spirit, characterizations as, power Frey and Levison, The Holy Spirit, Inspiration, and the Cultures of Antiquity Multidisciplinary Perspectives (2014) 89
spirit, characterizations as, wind Frey and Levison, The Holy Spirit, Inspiration, and the Cultures of Antiquity Multidisciplinary Perspectives (2014) 89
spirit, effects of, drunkenness Frey and Levison, The Holy Spirit, Inspiration, and the Cultures of Antiquity Multidisciplinary Perspectives (2014) 89
spirit, effects of, interpret dreams/scripture Levison, Filled with the Spirit (2009) 360
spirit, effects of, interpretation of scripture Frey and Levison, The Holy Spirit, Inspiration, and the Cultures of Antiquity Multidisciplinary Perspectives (2014) 89
spirit, effects of, intoxication Levison, Filled with the Spirit (2009) 360
spirit, effects of Levison, Filled with the Spirit (2009) 360
spirit, modes of presence, filling' Frey and Levison, The Holy Spirit, Inspiration, and the Cultures of Antiquity Multidisciplinary Perspectives (2014) 89
spirit, modes of presence, indwelling Levison, Filled with the Spirit (2009) 360
spirit, modes of presence, prompting Levison, Filled with the Spirit (2009) 360
spirit, modes of presence, receiving of Levison, Filled with the Spirit (2009) 360
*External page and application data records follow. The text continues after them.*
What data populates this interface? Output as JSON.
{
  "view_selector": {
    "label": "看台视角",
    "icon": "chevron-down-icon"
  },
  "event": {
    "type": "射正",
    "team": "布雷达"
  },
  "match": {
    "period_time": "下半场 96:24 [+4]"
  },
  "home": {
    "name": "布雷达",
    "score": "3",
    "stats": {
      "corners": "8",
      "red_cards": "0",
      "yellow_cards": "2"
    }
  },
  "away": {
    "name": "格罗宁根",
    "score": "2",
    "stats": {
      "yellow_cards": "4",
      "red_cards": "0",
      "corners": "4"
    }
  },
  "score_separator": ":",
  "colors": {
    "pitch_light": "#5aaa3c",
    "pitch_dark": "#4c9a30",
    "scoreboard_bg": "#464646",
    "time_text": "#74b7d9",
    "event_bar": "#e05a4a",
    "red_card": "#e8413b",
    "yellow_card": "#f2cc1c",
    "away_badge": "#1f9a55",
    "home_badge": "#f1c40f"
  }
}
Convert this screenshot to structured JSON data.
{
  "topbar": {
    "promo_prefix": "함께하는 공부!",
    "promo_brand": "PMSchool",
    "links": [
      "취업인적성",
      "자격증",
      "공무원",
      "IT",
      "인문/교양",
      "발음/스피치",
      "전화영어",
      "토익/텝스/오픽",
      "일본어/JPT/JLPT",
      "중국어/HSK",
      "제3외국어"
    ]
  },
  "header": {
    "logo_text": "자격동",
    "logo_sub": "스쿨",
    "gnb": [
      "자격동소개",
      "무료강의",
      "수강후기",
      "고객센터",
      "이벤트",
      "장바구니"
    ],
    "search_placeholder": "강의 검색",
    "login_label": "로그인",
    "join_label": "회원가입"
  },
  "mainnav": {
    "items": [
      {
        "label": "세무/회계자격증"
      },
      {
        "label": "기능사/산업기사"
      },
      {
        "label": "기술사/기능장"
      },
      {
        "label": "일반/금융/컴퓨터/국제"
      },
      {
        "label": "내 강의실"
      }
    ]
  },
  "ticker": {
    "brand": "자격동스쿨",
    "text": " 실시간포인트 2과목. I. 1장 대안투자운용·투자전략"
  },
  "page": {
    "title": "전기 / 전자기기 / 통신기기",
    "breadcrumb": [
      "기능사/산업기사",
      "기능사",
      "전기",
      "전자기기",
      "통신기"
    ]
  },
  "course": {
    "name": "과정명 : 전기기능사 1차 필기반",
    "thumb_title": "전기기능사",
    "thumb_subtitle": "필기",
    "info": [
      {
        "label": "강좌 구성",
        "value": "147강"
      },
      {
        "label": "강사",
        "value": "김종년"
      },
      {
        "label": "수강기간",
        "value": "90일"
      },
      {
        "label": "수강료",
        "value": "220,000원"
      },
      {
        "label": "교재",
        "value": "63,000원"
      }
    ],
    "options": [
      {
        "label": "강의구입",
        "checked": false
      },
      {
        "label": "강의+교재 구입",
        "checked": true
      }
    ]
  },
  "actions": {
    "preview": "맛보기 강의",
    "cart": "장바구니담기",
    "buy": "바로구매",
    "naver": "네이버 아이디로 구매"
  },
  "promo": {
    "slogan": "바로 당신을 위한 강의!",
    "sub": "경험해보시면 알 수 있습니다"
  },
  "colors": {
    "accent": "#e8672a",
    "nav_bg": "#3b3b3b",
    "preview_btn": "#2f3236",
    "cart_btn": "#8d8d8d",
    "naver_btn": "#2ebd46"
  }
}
st. marks monastery (jerusalem) Taylor, The Essenes, the Scrolls, and the Dead Sea (2012) 172
talmud Taylor, The Essenes, the Scrolls, and the Dead Sea (2012) 172
temple Novenson, Monotheism and Christology in Greco-Roman Antiquity (2020) 79
thucydides Crabb, Luke/Acts and the End of History (2020) 159
uncreated Novenson, Monotheism and Christology in Greco-Roman Antiquity (2020) 264
weapon Malherbe et al., Light from the Gentiles: Hellenistic Philosophy and Early Christianity: Collected Essays of Abraham J (2014) 217
witness, as basis of belief or trust Morgan, The New Testament and the Theology of Trust: 'This Rich Trust' (2022) 130
yahweh, yhwh Novenson, Monotheism and Christology in Greco-Roman Antiquity (2020) 79, 264
ôphthê Bremmer, Greek Religion and Culture, the Bible, and the Ancient Near East (2008) 224